In Tasmania scallops are so ubiquitous that they make a dodgy lumo curry pie out of them. I suppose this is reminiscient of the use of oysters in blighty before they went posh. Well, a new shop at the Rapid Creek Sunday market had a bag of bivalves of some description, claiming to be scallops. $30 you say, er, maybe not, no $3- really? Well they smelt divine and looked gorgeous, sleek and very fine with almost transparent shells. They must be local, impossible to be that cheap otherwise. I must ask next time what they are called.

I’ve often cooked clams or prawns with pasta, garlic, tomatoes and chili. Well, no tomatoes and the boys are somewhat averse to chili. At the market today, amongst other things, I bought some lovely little capsicums and a bunch of squeaky spring onions at the market today. So,

  • 2 small peppers
  • 2 spring onions (including most of the green)
  • chopped, and fried in a slug of oil (you want an oily emulsion for the sauce.)

Meanwhile

  • 250g capellini pasta (3mins max)
Meanmeanwhile
  • Bag of wee scallops, washed (maybe 700g with shells, no idea…)
  • Cooked with their own juices in a covered pan. (some wine would have been nice….)

Scallop juice sieved into the veg, reduced a little,  then add the drained pasta.

The demanding guests (family) preferred the scallops de-bearded/ gutted. Personally I was too hungry and the grit was barely detectable. Maybe for polite company.

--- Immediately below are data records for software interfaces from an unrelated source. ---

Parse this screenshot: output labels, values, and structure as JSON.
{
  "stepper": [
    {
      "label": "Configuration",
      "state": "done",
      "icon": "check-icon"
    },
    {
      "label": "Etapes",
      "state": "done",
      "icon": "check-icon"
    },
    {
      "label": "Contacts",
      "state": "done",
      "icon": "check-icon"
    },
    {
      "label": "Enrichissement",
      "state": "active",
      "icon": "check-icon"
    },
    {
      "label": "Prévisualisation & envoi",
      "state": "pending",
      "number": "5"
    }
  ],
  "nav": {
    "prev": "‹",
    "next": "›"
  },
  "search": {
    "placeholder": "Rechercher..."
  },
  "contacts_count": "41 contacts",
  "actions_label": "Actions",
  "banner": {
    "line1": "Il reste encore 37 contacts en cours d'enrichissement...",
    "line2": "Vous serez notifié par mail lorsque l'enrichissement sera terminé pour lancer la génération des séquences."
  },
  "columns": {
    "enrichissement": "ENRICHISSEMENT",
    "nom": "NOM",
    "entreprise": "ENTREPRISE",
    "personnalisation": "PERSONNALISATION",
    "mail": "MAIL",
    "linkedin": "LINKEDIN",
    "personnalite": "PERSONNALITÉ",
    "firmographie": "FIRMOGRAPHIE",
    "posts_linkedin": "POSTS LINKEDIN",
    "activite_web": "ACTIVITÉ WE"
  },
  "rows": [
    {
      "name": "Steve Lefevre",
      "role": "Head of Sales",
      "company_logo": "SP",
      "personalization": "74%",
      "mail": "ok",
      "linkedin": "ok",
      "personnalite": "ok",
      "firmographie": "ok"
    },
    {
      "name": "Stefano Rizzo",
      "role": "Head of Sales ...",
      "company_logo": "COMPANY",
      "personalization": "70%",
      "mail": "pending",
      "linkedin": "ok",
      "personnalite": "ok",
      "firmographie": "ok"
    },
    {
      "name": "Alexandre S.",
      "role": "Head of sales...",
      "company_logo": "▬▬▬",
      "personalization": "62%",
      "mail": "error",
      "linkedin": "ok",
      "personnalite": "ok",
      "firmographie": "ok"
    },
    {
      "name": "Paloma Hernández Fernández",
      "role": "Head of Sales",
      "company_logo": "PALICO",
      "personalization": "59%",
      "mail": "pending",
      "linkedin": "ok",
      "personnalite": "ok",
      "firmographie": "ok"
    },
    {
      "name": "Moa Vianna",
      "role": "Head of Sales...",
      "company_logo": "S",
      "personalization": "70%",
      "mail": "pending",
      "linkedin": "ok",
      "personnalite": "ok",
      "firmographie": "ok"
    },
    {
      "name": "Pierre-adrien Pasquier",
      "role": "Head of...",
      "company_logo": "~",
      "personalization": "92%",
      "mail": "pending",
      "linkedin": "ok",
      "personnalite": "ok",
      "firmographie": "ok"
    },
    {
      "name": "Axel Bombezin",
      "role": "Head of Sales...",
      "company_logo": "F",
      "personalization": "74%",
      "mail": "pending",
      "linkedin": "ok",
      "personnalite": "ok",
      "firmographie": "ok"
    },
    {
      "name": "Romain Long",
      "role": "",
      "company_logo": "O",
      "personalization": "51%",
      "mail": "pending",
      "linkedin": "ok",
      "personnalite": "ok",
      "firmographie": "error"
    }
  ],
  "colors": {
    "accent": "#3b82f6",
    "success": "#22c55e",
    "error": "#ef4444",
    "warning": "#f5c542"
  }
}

I put a little toasted chili oil/ flakes on mine but not too much to destroy a very good bottle of Sauvignon Blanc from Stella Bella.